N2 - Background: Colloid cysts are the most common third ventricular tumor and may present with symptoms related to obstructive hydrocephalus. Although definitive endoscopic or microsurgical resection is the standard of care, patients may receive temporizing ventriculoperitoneal shunts when definitive management is deferred. Subsequent definitive treatment can be challenging because of the ventricular collapse and narrowing of the operative corridor. There is currently no literature evaluating the feasibility of definitive colloid cyst resection in patients with preexisting ventriculoperitoneal shunts. Methods: We retrospectively reviewed records for patients undergoing colloid cyst resection between 2009 and 2019 to identify patients with preexisting shunts prior to surgery. Results: Three patients had preexisting ventriculoperitoneal shunts. Two patients had been shunted at outside institutions where microsurgical or endoscopic resection was not available. One patient received a shunt from an outside surgeon when she was deemed a poor surgical candidate because of cardiac instability. All 3 patients underwent successful gross total colloid cyst resection via the transcallosal approach without recurrences during a mean follow-up of 4.2 years. All patients had intact cognitive and memory function and returned to work. Conclusions: Surgical resection of colloid cysts is possible despite a preexisting ventriculoperitoneal shunt. Because the ventricular space may be collapsed postoperatively because of cerebrospinal fluid diversion, a transcortical route (either endoscopic or microscopic) can be complicated by a small operative corridor with reduced visibility. The transcallosal approach was safe and feasible in these cases for providing midline access with adequate visualization for complete resection despite ventricular collapse.

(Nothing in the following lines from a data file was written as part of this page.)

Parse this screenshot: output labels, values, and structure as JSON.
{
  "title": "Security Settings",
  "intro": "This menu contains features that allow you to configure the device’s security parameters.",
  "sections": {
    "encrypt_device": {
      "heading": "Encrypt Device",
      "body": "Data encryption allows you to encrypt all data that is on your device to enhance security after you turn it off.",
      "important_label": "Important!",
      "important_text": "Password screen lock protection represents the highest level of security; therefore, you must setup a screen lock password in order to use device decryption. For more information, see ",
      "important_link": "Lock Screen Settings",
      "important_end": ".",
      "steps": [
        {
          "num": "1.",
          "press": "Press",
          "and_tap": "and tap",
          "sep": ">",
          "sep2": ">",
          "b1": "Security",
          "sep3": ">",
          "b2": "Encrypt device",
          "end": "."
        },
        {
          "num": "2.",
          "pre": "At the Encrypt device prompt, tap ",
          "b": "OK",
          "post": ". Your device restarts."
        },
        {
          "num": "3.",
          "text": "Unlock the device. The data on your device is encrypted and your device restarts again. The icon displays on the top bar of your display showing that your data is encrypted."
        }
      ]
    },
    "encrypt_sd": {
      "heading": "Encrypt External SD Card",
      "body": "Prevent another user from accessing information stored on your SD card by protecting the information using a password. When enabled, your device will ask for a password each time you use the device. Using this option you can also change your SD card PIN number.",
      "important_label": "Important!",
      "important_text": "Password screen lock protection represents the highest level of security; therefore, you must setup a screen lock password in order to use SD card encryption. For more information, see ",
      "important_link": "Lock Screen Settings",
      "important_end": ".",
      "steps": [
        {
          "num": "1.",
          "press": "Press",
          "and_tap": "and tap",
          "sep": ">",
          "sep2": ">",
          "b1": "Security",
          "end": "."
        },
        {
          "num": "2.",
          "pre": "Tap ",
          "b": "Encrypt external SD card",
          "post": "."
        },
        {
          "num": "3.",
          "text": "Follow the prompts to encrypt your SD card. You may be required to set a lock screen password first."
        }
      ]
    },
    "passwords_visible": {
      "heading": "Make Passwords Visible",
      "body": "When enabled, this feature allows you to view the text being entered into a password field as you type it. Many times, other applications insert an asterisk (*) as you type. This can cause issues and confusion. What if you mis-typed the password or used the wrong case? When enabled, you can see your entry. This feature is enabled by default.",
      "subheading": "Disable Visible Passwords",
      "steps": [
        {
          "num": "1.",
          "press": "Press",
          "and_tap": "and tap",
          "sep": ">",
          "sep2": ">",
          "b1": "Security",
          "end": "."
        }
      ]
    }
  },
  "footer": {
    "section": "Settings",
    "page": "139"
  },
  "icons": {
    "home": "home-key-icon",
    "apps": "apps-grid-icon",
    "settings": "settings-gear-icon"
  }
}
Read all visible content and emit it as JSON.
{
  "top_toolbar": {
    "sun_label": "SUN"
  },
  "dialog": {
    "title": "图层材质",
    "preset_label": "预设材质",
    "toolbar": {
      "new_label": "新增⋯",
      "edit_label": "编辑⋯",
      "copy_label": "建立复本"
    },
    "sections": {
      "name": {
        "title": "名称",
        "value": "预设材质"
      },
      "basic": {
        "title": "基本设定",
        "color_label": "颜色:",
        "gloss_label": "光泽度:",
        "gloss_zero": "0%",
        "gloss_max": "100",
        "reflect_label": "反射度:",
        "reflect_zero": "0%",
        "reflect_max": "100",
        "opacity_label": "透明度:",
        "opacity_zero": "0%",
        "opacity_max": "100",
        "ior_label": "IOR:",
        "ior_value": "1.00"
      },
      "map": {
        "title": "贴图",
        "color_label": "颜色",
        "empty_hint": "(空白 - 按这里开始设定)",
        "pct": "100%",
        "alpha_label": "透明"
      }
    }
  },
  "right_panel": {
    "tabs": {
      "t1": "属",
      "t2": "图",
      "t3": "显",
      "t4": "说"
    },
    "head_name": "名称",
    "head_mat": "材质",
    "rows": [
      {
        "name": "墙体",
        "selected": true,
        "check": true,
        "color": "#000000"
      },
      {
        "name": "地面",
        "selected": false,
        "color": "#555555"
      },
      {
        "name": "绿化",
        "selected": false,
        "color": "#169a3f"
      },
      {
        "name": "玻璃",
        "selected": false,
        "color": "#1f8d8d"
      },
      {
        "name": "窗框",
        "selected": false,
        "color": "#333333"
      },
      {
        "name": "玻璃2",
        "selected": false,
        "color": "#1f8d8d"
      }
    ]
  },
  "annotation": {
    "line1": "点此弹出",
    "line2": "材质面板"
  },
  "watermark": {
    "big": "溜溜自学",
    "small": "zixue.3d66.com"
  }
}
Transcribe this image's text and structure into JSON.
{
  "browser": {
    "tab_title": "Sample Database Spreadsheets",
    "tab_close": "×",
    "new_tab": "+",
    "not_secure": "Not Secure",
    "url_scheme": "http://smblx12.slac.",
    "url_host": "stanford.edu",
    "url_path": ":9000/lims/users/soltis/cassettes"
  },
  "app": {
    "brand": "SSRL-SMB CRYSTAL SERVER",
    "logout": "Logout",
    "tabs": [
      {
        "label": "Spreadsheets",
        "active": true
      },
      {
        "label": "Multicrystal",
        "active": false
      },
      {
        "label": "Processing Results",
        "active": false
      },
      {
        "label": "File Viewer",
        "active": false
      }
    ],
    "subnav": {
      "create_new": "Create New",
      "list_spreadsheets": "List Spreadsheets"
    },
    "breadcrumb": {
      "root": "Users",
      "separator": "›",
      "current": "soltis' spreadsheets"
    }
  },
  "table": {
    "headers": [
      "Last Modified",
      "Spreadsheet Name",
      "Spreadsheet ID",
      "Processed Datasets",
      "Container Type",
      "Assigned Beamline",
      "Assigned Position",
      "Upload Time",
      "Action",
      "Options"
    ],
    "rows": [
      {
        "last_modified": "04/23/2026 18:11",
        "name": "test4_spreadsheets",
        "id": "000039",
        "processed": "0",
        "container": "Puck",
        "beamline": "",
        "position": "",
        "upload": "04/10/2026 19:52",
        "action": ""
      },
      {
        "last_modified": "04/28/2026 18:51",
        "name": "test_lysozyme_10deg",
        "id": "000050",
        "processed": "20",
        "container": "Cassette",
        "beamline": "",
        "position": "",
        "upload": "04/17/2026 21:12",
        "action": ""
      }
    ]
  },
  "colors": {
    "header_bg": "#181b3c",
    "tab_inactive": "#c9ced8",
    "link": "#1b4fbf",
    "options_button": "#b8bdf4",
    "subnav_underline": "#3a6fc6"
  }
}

AB - Background: Colloid cysts are the most common third ventricular tumor and may present with symptoms related to obstructive hydrocephalus. Although definitive endoscopic or microsurgical resection is the standard of care, patients may receive temporizing ventriculoperitoneal shunts when definitive management is deferred. Subsequent definitive treatment can be challenging because of the ventricular collapse and narrowing of the operative corridor. There is currently no literature evaluating the feasibility of definitive colloid cyst resection in patients with preexisting ventriculoperitoneal shunts. Methods: We retrospectively reviewed records for patients undergoing colloid cyst resection between 2009 and 2019 to identify patients with preexisting shunts prior to surgery. Results: Three patients had preexisting ventriculoperitoneal shunts. Two patients had been shunted at outside institutions where microsurgical or endoscopic resection was not available. One patient received a shunt from an outside surgeon when she was deemed a poor surgical candidate because of cardiac instability. All 3 patients underwent successful gross total colloid cyst resection via the transcallosal approach without recurrences during a mean follow-up of 4.2 years. All patients had intact cognitive and memory function and returned to work. Conclusions: Surgical resection of colloid cysts is possible despite a preexisting ventriculoperitoneal shunt. Because the ventricular space may be collapsed postoperatively because of cerebrospinal fluid diversion, a transcortical route (either endoscopic or microscopic) can be complicated by a small operative corridor with reduced visibility. The transcallosal approach was safe and feasible in these cases for providing midline access with adequate visualization for complete resection despite ventricular collapse.

KW - Colloid cyst

KW - Endoscopy

KW - Interforniceal

KW - Microsurgery

KW - Transcallosal

KW - Ventriculoperitoneal shunt

UR - http://www.scopus.com/inward/record.url?scp=85074114054&partnerID=8YFLogxK

UR - http://www.scopus.com/inward/citedby.url?scp=85074114054&partnerID=8YFLogxK

U2 - 10.1016/j.wneu.2019.09.064

DO - 10.1016/j.wneu.2019.09.064

M3 - Article

C2 - 31542439

AN - SCOPUS:85074114054

VL - 133

SP - e492-e497

JO - World Neurosurgery

JF - World Neurosurgery

SN - 1878-8750

ER -